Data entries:
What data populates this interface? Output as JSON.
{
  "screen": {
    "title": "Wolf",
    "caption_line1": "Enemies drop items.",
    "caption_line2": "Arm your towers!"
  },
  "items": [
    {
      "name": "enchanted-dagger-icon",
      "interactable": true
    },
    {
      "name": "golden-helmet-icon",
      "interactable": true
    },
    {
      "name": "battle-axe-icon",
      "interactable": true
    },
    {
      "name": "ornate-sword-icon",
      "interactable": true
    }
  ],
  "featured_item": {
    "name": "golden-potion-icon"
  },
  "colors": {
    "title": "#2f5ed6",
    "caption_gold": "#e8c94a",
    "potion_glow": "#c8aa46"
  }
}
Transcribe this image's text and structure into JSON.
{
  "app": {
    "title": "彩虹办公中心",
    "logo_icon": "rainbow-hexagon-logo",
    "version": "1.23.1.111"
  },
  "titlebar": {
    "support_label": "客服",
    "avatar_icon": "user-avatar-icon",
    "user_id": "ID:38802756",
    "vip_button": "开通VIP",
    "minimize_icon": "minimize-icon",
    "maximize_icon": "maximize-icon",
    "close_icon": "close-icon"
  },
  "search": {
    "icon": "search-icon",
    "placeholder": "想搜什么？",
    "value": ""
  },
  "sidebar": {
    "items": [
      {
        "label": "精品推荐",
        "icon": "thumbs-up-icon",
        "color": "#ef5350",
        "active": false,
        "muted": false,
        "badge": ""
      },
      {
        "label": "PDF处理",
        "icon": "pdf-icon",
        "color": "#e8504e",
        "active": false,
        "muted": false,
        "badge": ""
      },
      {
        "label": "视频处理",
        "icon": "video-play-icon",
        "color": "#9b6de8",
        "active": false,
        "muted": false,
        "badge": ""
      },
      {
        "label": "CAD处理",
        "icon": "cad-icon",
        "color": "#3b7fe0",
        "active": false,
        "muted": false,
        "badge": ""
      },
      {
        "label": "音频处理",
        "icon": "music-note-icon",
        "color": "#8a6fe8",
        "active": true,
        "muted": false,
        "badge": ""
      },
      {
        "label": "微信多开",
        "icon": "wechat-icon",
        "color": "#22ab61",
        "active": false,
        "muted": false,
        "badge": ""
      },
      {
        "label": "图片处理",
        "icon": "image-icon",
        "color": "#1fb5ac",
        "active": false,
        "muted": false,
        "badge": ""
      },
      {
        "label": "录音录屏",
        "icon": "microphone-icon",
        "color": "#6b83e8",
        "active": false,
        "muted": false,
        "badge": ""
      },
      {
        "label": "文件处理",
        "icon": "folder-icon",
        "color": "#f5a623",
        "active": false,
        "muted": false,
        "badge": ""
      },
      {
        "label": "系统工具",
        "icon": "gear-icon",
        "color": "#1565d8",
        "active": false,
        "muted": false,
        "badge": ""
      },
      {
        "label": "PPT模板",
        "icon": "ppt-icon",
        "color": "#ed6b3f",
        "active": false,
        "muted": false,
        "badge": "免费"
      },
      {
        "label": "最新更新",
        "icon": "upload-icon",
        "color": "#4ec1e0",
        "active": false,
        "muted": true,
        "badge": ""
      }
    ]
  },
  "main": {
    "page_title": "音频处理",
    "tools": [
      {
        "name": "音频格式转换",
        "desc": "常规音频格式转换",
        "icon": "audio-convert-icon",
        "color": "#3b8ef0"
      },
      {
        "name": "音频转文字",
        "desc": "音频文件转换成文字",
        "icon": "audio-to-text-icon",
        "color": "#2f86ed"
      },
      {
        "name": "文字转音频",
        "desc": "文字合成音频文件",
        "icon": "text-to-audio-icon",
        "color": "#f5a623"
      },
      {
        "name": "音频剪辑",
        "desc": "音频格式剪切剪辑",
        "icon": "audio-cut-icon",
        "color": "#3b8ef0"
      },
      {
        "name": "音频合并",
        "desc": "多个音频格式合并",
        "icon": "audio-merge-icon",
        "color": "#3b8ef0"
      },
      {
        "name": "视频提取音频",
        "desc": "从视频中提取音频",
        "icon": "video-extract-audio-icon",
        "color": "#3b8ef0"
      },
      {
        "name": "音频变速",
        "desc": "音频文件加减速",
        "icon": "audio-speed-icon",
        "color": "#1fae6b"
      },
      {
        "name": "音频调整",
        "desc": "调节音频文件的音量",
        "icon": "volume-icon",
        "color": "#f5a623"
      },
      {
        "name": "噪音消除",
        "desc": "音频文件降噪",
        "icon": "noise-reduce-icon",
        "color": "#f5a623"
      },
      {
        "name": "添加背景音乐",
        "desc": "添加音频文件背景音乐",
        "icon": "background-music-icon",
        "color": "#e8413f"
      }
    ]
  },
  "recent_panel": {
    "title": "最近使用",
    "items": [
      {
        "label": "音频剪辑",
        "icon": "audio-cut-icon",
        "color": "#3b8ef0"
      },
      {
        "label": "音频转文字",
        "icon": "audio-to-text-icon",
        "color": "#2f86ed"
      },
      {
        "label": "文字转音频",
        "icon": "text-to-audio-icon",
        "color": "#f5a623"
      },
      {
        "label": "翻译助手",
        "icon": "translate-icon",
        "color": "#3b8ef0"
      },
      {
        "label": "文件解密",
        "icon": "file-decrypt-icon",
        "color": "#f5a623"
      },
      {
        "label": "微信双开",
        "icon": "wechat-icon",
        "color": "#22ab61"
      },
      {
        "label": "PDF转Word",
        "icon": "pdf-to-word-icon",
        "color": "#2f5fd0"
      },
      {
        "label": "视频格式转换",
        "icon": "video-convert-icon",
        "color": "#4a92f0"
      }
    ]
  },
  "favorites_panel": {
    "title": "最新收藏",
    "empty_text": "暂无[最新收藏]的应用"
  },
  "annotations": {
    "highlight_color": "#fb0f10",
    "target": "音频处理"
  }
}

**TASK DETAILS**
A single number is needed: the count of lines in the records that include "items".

**TASK OUTPUT**
4